Why, then, do we find ourselves suffering such Right-wing authoritarian abuses as austerity, even under a coalition government including the Liberal Democrats? Why did those same Liberal Democrats drop their promise to abolish university tuition fees? Why did the Blair-Brown Labour governments embrace financial neo-liberalism? The answer, I fear, is terrifyingly simple: logistics. Societies with a large population, like the UK, are almost impossible to manage fairly. It’s hard to be democratic when 63 million people are represented by only 650 politicians. The very idea makes authoritarianism seem appealing, even to supposedly Left-leaning governments. By the way, it won’t surprise you to learn that David Cameron supports the idea of reducing the number of MPs from 650 to 600, making the country even more authoritarian (or “less bureaucratic”, depending on your viewpoint).

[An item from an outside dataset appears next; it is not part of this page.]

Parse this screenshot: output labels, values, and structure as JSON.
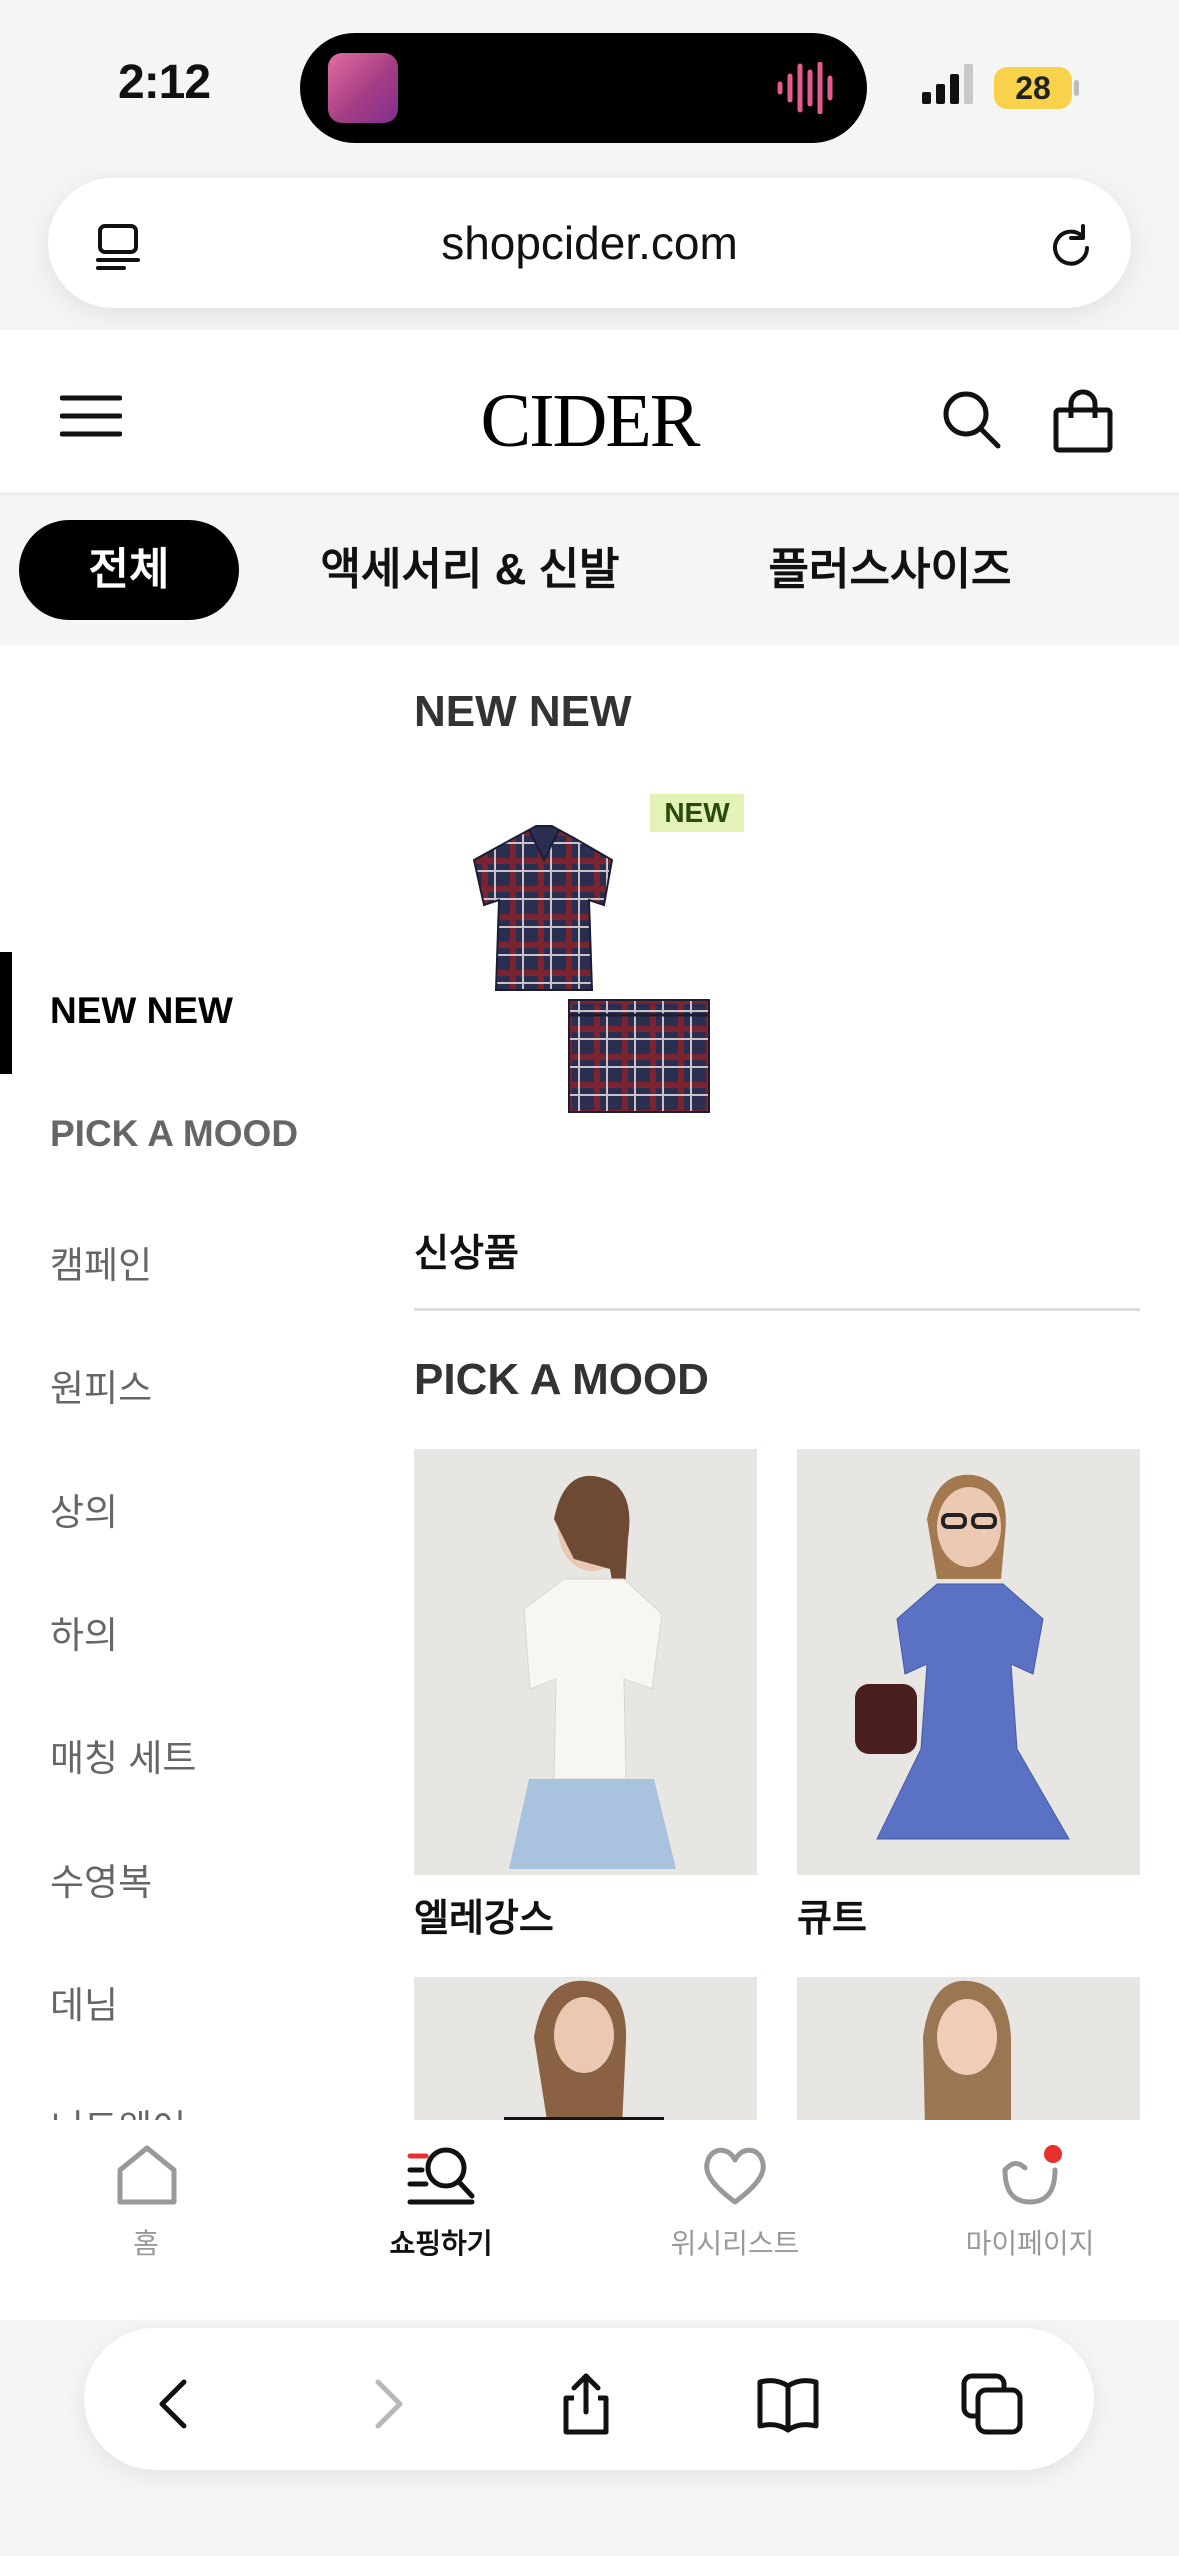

The Left has a difficult time wielding power in large societies. The poster-girls of Leftist European government are Sweden (population 9.5 million, 349 MPs), Iceland (population 320,000, 63 MPs) and Denmark (population 5.5 million, 179 MPs). I conclude that it is in the Left’s favour to build and work in smaller societies. In these smaller societies, Philosopher Kings and Queens aren’t so easily drowned out by the clamour of X-Factor.

Therefore, I would politely suggest that the Left should throw their entire weight behind the YES campaign for Scottish independence. This will make whatever remains of the UK slightly smaller and the Westminster parliament marginally more democratic, marginally more of an actual people’s parliament. But, far more significantly, a YES vote will also give us a glimpse of what a smaller, more democratic and more Leftist population can achieve on their own. Scotland will become a precedent for total regional autonomy: If they can go it alone, then why not Wales? Why not Cornwall? Why not Humberside? The referendum on Scottish independence takes place on the 18th of September 2014. The rules say that anyone whose permanent address is in Scotland, ahead of the deadline for registration on the 2nd of September 2014, can vote.

Bonnie Scotland
Bonnie Scotland.

Finally, here follows my practical proposal:

This summer, gather your friends and allies, pack up your megaphones and polish your anarchist pin-badges and let’s move to Scotland en masse. Let’s create an independent Leftist state together, severing all ties with this most undemocratic of buildings forever.

Mel Gibson would be proud.